- The primary endpoint of the trial was disease free survival. The results of the trial demonstrated that treatment with neratinib resulted in a 33% improvement in disease free survival vs. placebo (HR=0.67, P=.0046).
- The secondary endpoint of the trial was disease free survival including ductal carcinoma in situ. The results of the trial demonstrated that treatment with neratinib resulted in a 37% improvement in DFS including ductal carcinoma in situ vs. placebo (HR=0.63, P=.0009).
12. Researchers to Study BRCA1-Related Breast Cancer
- BRCA1-related tumors are usually triple negative, meaning they lack estrogen, progesterone, and Her2 receptors, which are effective drug targets for treating other forms of breast cancer.
- Targeted treatments do not exist for BRCA1-related tumors, which tend to be more aggressive and difficult to manage by conventional therapies. They are also more likely to recur.
In its healthy state, BRCA1 acts as a tumor suppressor. The BRCA1 protein, a product of the gene, helps coordinate the repair of damaged DNA in cells before they divide.
Tumor-suppressing genes exist in all cells, but if one is mutated, the vital DNA protection is lost
If the BRCA1 gene is mutated, it doesn’t properly protect the DNA and can eventually lead to transformation of cells to the cancerous state.
Scientists will map out the structure of BRCA1-related interactions in healthy and mutated versions of the protein and determine exactly how each operates at the molecular level.
For more information: Virginia Tech Carilion Research Institute
13. Nevaxar Fails to Slow Advanced Her-2 negative Breast Cancer
- A Phase 3 trial of cancer drug Nexavar in patients with advanced breast cancer failed to delay progression of the disease, according to the drug’s makers, Bayer and Onyx Pharmaceuticals, Inc., an Amgen subsidiary.
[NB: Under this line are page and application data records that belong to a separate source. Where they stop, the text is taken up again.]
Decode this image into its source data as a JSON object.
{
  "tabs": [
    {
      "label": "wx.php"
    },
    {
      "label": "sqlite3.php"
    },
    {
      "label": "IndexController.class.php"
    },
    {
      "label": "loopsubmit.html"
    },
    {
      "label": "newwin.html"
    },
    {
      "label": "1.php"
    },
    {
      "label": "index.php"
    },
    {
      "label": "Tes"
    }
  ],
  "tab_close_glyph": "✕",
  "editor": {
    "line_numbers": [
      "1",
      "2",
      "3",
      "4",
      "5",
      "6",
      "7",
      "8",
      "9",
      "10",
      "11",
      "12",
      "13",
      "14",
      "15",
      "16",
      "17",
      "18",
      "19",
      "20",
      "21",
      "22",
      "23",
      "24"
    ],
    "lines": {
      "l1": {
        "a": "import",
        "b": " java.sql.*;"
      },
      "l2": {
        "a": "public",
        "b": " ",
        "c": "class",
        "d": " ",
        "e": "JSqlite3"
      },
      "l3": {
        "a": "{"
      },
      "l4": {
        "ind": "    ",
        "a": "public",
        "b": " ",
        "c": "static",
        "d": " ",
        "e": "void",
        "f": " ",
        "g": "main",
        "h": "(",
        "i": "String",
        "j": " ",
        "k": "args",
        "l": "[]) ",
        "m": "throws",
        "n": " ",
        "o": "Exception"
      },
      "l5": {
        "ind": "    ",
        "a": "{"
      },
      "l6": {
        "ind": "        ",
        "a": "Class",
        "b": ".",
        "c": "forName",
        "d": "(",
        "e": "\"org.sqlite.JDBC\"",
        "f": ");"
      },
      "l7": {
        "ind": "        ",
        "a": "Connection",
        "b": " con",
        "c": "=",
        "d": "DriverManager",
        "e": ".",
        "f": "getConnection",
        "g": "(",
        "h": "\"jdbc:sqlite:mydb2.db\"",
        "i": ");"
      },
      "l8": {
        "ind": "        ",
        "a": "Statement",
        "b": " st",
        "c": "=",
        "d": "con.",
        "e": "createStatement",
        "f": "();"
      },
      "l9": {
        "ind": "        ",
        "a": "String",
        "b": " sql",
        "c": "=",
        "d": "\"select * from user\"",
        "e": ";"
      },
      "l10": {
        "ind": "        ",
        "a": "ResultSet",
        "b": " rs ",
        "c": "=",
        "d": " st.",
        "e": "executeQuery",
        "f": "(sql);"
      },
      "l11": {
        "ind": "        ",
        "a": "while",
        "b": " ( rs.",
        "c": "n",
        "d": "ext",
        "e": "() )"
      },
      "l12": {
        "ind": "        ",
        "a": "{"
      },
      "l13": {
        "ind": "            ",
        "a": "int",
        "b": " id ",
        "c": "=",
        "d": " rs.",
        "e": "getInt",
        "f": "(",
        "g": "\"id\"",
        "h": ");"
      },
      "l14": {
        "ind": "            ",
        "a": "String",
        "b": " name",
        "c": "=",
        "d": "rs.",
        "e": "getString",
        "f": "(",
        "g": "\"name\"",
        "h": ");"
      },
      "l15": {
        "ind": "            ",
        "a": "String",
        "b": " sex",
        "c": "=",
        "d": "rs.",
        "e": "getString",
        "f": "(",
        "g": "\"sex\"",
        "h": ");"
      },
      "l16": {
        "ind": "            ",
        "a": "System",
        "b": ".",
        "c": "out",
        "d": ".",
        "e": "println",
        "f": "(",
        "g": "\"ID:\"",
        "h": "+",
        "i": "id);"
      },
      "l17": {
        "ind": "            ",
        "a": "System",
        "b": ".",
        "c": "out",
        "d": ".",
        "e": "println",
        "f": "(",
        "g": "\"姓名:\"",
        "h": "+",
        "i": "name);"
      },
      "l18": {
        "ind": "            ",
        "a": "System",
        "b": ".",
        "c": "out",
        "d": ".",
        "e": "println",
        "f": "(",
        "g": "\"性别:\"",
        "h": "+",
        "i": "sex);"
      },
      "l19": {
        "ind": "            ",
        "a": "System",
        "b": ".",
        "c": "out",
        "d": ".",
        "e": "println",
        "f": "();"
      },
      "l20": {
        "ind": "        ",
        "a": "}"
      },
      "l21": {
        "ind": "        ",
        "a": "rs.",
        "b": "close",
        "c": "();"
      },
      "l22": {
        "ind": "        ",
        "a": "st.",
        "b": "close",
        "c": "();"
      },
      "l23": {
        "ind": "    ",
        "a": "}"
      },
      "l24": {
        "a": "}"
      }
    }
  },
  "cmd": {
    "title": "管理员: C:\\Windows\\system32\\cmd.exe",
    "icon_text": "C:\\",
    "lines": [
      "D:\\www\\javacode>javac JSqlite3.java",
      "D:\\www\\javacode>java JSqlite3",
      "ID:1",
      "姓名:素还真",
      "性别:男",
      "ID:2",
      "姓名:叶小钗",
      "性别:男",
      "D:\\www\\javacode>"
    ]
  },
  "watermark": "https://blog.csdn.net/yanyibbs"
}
- The study, called Reslience, evaluated Nexavar in combination with capecitabine, an oral chemotherapeutic agent, in patients with HER2-negative breast cancer.